This last line reminds me of the blind people here in Niger. They don’t use seeing-eye dogs, or walking sticks, they use a child who leads them around and helps them beg for money. They are usually standing and waiting at the intersections here in Niamey. Someone also told me the other day that blind people do not have names here, or at least no one knows their names. They are just called “the blind guy.” Their disability has taken over their entire identity. It is understandable, therefore, that Milton thought he was pretty much done with contributing in any meaningful way to society when he went blind. But he was wrong. He went on to write one of the most influential, most groundbreaking, and most ambitious poems in the English language. He changed literature forever. Some critics have even credited his blindness for some of his best passages, for example, when he peels back the layers of darkness in his description of Hell.
When the man who was born blind was healed, some of the Pharisees couldn’t understand what had happened. They were suspicious of the man, and suspicious of Jesus. When they questioned him about it (more than once) he sassed them, and their conclusion was that Jesus was evil, and the man had been blinded because of his sin.
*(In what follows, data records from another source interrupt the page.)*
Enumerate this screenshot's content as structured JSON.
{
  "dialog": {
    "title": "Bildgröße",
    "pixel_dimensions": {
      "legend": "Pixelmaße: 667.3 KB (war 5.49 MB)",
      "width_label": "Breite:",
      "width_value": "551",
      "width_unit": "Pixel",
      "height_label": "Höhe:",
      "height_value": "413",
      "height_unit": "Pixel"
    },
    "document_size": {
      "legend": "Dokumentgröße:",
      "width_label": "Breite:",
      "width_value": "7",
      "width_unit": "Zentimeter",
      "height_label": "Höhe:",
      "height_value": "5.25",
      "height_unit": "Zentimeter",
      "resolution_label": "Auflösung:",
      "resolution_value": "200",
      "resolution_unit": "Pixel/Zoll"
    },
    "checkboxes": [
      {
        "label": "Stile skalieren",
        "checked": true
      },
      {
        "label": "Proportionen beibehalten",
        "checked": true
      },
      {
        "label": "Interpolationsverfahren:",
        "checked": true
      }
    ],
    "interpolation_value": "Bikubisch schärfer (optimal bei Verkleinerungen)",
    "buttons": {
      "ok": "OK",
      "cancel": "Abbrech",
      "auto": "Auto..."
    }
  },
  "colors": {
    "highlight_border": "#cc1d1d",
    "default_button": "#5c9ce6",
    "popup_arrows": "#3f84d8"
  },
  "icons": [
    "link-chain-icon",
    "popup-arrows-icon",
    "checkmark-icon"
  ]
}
The question is not why is there so much darkness, but what will we do with our light?
Here is a poem I wrote in response to John 9:1-41 and Milton’s Sonnet 16:
Work during the day, for soon comes the night,
Could it be his sin that cost him his sight?
“Yes we know our son, and yes we know his lot,
His eyes are dark, but he sees things we cannot.
But why darken his lamp? He’s got talent and skill,
And his only desire is to bend to your will?”
“Why God, why?” the young raspy voice cried,
“What do you expect from those who live light-denied?”
Silence, and then a low voice came, Patience spoke,
She said “Murmur not my child, come bear this mild yoke.
Give praise, for you don’t use your eyes to sing,
Give thanks, for you don’t serve a master but a King.
Rise up to meet him, stand and do not sit,
Feel his gentle hands, feel the mud and the spit.
Go to the pool and wash, all power and might,
Go with you, you are sent, and you will have your sight.”
Work during the day, for the night is coming,
Those who see like to walk, but they prefer running.
“Slow down young man, why do you make haste?
How were you healed? What evil have you embraced?
Who is this man? Does he follow the Law?
He has opened your eyes, tell us what you saw.”
“I don’t know him,” said the youth, “and he doesn’t know me,
But I was blind at birth, and now I can see.”
“We know he is evil,” they said with a bark,
“Did my light go out, or is the world growing dark?”
“Foolishness” cried the youth, “come, open your mind,
Just because you can see doesn’t mean you’re not blind.
This is from God, for how can sin bring sight?
One question remains: How shall I spend my light?”